1) The vastness of the universe.
Something I really appreciated about the production was the silence. There was a lot of silence – so much so that I had to pause my popcorn crunching. These moments mostly happened during these long shots of outer space: Earth at a distance, the galaxy, stars, other crazy things that most of us don’t think about on a regular basis. It instilled a sense of awe and wonder, which is exactly the kind of response we should have in the face of the universe. It is so much bigger than us. And God sees it all. He rules it all. And still knows each of us intimately.

2) The desire to ensure the survival of the human race.
This is something that really made me stop and think. The whole movie orbits (ha ha) around this need to save the human race from extinction. It’s not questioned at all. I’m not suggesting that it should be questioned in the movie – it isn’t the point of the plot, but it struck me as fascinating. It’s not the only movie based on this premise. Why? We see the same thing today with NASA trying to send people to Mars to see if it could potentially support human life, in preparation for the day when our resources on earth run out. The question in my head is this: Does that desire stem from arrogance or some sense of altruism or nobility? Or perhaps arrogant altruism? Is it arrogant of us to think that the human race is so special that it deserves to be preserved? Well, Jesus did die for us, which does make us special and worthy. But does working to find ways to prolong the existence of the human race ignore the possibility that it is simply our time to go? If we are not meant to fear death, should we fear extinction? What does it mean for us to trust that all things happen according to God’s plan and perfect timing, in an imperfect world? What do we do in the meantime?

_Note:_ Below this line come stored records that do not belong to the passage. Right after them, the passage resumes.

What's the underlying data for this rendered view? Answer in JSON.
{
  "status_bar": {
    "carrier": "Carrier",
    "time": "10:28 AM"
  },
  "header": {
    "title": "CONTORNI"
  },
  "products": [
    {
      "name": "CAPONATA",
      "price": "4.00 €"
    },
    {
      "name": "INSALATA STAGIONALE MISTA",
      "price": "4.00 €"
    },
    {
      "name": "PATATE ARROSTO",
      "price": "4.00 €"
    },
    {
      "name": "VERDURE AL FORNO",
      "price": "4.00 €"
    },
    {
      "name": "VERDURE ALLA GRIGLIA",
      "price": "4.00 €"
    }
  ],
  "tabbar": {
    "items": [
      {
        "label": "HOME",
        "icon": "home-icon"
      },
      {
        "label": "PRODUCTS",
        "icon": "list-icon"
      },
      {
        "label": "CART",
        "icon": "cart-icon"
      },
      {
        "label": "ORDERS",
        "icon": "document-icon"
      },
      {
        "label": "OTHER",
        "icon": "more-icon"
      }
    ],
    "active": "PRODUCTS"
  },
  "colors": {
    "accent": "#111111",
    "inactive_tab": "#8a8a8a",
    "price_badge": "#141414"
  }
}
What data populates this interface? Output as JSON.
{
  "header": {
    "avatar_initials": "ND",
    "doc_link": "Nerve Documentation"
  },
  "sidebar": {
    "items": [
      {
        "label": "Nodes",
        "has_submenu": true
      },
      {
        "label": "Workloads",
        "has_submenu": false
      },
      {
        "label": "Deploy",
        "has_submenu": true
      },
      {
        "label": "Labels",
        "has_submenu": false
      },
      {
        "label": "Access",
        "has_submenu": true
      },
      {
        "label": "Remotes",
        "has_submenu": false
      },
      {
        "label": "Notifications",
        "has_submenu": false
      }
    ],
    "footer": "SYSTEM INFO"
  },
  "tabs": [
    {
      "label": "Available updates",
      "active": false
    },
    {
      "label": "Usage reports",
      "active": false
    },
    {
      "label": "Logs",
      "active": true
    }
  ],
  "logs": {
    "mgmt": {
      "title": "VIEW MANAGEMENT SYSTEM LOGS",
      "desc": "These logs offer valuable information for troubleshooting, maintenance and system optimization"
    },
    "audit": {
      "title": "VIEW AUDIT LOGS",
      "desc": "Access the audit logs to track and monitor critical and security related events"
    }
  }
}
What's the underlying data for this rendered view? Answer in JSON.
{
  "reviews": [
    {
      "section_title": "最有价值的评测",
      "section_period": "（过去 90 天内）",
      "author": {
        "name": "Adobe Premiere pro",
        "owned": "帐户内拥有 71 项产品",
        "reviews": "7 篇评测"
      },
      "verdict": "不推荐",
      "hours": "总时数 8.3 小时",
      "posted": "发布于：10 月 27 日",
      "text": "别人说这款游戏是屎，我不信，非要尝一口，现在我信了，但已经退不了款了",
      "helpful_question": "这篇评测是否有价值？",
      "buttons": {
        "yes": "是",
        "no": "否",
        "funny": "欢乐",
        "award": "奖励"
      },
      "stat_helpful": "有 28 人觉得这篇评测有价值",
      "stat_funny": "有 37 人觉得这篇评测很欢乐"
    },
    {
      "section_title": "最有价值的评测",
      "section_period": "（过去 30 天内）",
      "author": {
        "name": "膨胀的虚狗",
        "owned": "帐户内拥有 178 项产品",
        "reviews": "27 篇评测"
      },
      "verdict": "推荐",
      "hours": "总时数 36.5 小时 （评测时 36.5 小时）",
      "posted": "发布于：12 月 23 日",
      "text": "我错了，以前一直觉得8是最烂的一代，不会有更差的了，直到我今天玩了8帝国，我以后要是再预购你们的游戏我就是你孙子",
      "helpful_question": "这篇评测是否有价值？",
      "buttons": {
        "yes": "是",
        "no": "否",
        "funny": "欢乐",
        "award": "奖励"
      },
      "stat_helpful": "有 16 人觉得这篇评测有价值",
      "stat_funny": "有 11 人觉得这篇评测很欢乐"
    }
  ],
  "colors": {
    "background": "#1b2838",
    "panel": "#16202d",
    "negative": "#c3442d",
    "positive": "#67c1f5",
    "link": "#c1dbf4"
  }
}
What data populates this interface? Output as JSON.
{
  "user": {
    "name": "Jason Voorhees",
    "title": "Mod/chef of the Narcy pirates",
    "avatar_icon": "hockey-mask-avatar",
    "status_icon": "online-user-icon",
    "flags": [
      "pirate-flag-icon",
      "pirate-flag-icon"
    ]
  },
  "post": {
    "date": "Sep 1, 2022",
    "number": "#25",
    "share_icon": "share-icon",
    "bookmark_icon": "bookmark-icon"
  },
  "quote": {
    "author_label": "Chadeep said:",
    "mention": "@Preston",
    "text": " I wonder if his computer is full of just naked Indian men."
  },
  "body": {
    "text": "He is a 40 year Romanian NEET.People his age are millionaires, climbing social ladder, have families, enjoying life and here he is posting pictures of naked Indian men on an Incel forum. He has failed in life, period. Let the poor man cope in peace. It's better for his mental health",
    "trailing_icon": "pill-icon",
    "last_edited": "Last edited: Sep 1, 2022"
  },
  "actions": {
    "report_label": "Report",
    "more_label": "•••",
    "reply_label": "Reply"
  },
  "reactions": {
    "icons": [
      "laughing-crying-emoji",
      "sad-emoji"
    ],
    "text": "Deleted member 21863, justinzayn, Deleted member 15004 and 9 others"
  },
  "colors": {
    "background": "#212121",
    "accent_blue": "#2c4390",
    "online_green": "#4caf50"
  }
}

“Do not go gentle into that good night,
Old age should burn and rave at close of day;
Rage, rage against the dying of the light.”
Dylan Thomas

Just some food for thought.